—–Ya know what? I’m being hyper-critical of this priest’s pastoral capabilities. This goes beyond the theology of the day. But you know what else? I’m a trained pastor and a pastor’s wife with 10 1/2 years experience. I know of what I speak. And I speak of . . . er . . . bad, bad pastoral care. Anyway . . . just wanted to put that little reminder in there. That I’m trained in the art and ministry of funeral preaching. I’m no amateur looking at this.—–
Ok, so on we go with the priest’s main points. . . . So, Adella was baptized, great. And she–like everyone must–has died. And now she’s at peace and at rest. So that’s the end of the story. But in between the baptism and the end of the story, she has clearly lived a story, a life, that has touched the lives of others–there are 100 people here today who have been touched by Adella. I myself hope I can go to heaven and meet her some day.

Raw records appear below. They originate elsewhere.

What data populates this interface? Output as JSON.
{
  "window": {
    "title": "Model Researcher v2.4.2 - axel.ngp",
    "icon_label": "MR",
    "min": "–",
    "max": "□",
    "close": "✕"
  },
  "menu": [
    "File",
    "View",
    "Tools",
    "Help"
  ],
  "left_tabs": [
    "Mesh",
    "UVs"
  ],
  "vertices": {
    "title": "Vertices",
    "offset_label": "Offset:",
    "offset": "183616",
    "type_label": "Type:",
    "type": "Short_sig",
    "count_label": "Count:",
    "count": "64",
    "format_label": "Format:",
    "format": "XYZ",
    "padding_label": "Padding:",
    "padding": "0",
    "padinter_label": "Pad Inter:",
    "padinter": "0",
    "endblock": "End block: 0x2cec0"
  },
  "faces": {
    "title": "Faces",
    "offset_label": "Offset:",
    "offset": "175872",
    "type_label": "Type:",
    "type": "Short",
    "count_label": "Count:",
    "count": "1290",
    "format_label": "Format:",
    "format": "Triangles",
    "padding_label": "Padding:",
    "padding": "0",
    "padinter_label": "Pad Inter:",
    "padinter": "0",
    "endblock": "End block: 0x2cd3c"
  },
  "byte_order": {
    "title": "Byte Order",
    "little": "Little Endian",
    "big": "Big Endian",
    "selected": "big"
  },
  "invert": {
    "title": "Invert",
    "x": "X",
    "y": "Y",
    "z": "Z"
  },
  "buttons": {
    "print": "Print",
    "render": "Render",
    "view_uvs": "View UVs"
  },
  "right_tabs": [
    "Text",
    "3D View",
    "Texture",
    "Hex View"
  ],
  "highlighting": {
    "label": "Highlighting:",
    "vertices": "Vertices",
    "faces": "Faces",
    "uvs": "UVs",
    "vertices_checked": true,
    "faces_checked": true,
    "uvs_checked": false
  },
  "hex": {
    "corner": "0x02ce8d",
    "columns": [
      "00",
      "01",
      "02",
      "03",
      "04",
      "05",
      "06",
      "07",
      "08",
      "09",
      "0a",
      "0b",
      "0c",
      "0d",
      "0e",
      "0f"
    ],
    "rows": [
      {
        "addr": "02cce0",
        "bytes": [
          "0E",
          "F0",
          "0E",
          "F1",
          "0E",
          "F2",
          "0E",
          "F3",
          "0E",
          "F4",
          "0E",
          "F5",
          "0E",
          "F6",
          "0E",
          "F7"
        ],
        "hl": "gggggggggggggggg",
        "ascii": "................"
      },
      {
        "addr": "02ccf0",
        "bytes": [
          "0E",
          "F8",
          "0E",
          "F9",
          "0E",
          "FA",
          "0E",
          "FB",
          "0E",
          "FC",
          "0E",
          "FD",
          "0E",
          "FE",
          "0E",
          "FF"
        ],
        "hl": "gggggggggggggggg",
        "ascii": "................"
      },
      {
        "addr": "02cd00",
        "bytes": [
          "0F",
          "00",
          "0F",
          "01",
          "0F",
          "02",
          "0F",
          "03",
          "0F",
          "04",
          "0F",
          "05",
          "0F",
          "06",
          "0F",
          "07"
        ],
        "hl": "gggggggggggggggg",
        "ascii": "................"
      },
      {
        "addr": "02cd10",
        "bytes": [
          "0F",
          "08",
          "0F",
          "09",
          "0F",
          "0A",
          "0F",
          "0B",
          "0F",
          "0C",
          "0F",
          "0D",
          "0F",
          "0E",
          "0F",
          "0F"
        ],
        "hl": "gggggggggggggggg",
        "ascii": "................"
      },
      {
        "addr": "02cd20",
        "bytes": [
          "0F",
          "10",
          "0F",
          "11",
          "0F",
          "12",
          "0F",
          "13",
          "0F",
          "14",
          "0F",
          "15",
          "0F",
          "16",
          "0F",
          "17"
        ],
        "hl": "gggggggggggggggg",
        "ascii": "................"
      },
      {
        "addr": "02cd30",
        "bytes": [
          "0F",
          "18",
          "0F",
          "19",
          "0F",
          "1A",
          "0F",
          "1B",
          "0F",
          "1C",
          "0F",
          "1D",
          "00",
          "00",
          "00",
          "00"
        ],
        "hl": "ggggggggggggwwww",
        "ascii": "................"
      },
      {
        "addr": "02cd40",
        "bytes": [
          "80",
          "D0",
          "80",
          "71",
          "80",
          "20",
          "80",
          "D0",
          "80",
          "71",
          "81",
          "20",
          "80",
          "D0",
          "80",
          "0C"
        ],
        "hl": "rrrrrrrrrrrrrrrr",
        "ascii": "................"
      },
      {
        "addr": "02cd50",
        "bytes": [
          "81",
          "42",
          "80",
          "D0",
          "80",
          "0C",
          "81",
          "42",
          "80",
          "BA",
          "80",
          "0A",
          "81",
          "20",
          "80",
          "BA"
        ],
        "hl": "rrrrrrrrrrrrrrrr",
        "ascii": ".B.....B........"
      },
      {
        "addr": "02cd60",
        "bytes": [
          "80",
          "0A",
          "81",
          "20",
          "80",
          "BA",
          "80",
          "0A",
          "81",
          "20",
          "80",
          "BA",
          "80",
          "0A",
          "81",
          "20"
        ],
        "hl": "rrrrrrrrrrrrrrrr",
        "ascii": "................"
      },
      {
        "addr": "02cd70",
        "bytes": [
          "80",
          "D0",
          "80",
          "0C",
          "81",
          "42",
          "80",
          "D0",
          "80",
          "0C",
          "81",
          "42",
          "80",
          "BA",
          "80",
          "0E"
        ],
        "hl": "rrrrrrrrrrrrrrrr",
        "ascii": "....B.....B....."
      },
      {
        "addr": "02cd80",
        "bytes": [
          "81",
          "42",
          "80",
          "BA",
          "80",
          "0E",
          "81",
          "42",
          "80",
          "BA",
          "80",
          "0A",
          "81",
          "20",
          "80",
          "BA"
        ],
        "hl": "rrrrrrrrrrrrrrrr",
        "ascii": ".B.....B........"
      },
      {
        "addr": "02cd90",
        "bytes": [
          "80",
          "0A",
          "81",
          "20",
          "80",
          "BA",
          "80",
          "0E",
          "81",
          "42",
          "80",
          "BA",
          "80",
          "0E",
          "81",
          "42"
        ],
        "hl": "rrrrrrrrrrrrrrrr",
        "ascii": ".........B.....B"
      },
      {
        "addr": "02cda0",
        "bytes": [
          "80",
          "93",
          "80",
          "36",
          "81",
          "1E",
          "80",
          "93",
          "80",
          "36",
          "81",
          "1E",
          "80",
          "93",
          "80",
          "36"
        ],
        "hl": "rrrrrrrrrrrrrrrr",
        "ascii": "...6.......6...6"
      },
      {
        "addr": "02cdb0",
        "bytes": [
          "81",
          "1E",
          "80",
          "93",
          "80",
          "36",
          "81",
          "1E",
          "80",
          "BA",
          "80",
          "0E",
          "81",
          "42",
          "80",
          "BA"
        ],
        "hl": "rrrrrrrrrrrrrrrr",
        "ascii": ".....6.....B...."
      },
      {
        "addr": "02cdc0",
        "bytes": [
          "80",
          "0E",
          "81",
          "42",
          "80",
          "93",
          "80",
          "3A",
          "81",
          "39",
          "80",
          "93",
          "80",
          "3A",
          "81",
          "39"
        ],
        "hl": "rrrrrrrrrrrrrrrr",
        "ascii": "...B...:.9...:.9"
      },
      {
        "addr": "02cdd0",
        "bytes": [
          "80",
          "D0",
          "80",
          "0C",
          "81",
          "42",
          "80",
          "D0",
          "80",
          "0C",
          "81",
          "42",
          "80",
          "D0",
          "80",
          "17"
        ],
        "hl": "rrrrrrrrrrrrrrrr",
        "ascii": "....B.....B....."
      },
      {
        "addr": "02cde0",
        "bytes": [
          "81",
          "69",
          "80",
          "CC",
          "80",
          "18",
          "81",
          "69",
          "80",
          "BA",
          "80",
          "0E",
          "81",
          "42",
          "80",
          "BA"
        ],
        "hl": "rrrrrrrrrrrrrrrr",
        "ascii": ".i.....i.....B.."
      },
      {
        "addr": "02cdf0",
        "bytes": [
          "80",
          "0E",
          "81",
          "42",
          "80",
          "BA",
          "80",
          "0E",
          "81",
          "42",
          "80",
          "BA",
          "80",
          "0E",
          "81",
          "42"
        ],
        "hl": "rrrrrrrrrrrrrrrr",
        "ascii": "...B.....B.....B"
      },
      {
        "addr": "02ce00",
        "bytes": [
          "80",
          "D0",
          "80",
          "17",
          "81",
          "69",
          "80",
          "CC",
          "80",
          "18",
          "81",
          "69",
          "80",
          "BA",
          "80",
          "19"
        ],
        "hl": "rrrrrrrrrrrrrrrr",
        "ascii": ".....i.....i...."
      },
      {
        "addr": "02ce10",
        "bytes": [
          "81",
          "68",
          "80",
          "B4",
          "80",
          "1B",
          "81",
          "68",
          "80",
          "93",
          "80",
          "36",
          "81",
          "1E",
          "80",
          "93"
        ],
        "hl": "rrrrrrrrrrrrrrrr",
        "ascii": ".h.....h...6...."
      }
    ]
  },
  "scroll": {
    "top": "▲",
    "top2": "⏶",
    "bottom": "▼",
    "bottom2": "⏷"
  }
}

Huh? “I hope I can go to heaven?” Is that what he just said? I’m not even giving an accurate quote there. Because the way I wrote it, it looks like it can mean he hopes he can get to meet my Aunt Adella when he gets to heaven, like there are going to be so many people he couldn’t possibly meet everyone. But that’s not really what he said–and my sister, who was sitting on the other side of the church, concurred with my assessment. What he said and meant was that he hoped he would make it to heaven. Hoped. Hoped, as in “I hope it doesn’t rain tomorrow because we’re supposed to have that picnic.” That’s how this priest, this man who has committed his entire life to the service of the Gospel–such is the claim of his vocation, anyway–this priest hopes he gets to heaven. OK then.
To be fair, prior to this he had said if Aunt Adella’s death, if anyone’s death, is the end of the story, then we are a people most to be pitted. To that I said, AMEN! Preach Paul! Finally! But that was before the wishy washy words of wishful thinking with regard to our heavenly destination.
This is not Christian hope.